I stepped outside onto the back deck of my parent’s house, not wearing shoes. I walked to the edge of the deck and looked over the railing. I saw my Mother standing in my neighbor’s yard, bent over – clipping ivy from the fence.
“Can you drive me to the bus in ten minutes?” I asked her.
She stood up, startled, almost losing her balance.
“We can drive you right into the city,” she told me.
“No, it’s ok,” I told her. “I’m meeting Kristen for a play and have to catch the bus,” I told her.
“Sure. Now?” she asked.
“In ten minutes,” I said.
I went inside. I ate some no-longer-warm chickpeas in tin foil on the stove top and heated and ate a small bowl of brown rice.
I ran upstairs, unplugged my laptop, and put the charger and laptop in my backpack.
I ran downstairs to the kitchen, checked my phone, and saw the bus was “three minutes” from the stop. I live a five-minute drive from the stop. Catching that bus was not likely. The bus after that one was “twenty-five minutes” away. I wanted to make the “three minute away” bus. I didn’t want to be late for the 7:30pm show.
“Where are the keys?” my mother asked. I felt my jacket pocket but did not feel car keys. I heard keys jingle from the other room, so knew she found them.
“I’ll be in the car,” she said, walking out the front door.
I poured cereal into a Ziploc bag for a snack and put it in my coat pocket. I zippered my backpack, put on my black boots, and grabbed my teal running sneakers from under the dining room chair.
I ran out the door.
“Can we go to the stop after our normal stop?” I asked. “The bus is arriving now at the normal stop, so we have to go to the next one.”
“Sure,” she said.
“And can we go fast?”
She started driving.

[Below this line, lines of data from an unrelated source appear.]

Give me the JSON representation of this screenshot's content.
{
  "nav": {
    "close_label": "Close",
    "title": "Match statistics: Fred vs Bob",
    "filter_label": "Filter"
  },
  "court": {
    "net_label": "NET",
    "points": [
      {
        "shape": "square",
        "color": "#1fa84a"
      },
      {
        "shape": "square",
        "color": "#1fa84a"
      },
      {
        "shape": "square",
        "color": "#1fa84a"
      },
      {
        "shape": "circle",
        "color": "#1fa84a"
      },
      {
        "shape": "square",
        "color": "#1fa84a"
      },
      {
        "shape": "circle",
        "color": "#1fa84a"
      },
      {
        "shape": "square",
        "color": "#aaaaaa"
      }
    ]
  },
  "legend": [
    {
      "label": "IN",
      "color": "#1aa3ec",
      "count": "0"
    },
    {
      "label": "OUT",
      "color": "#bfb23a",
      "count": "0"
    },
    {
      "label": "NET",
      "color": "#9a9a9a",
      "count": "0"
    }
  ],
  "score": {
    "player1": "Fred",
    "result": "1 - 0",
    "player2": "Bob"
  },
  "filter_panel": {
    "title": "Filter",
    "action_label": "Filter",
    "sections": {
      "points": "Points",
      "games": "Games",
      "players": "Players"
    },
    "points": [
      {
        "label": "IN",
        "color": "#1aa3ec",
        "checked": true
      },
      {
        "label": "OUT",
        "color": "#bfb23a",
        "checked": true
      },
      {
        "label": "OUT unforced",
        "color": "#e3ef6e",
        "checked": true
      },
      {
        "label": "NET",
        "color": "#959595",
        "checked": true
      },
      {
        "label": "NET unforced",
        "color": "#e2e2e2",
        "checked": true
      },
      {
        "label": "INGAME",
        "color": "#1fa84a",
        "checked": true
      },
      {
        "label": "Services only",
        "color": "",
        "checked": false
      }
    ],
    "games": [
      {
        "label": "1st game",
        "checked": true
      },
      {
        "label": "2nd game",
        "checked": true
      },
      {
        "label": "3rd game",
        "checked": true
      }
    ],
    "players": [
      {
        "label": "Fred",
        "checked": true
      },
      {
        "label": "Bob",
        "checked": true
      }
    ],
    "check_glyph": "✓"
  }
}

She approached a green light with the countdown numbers at “5”- 5-4-3…
“Make this light,” I encouraged her.
She went through the green light. I looked to my right and saw the bus pulling up at my normal bus stop.
“There’s the bus,” I told her. Keep driving.
“So, we’re in front of the bus now?” she asked.
“Yes,” I said.
The bus stopped at a red light behind us, we continued driving. I knew I would make the bus at the next stop.
What play are you seeing?” she asked.
“Sweeney Todd,” I said.
“On Broadway?” she asked.
“No. Barrow Street Theater. The West Village,” I said.
“I love plays in small theaters,” she said. “Remember years ago we saw “The Fantasticks,” she said.
“Here,” I said, pointing to the bus stop.
She pulled over. I kissed her cheek, grabbed my backpack, picked up my sneakers, and jumped out of the car.
“Do you need a bag for the sneakers?”
“No,” I said. “Love you. Thank you.”
I closed the door and jogged to the bus stop pole.
“Bye,” she said through the open car window.
She drove away.
The bus pulled up six seconds later.
I got on the bus and headed into the city.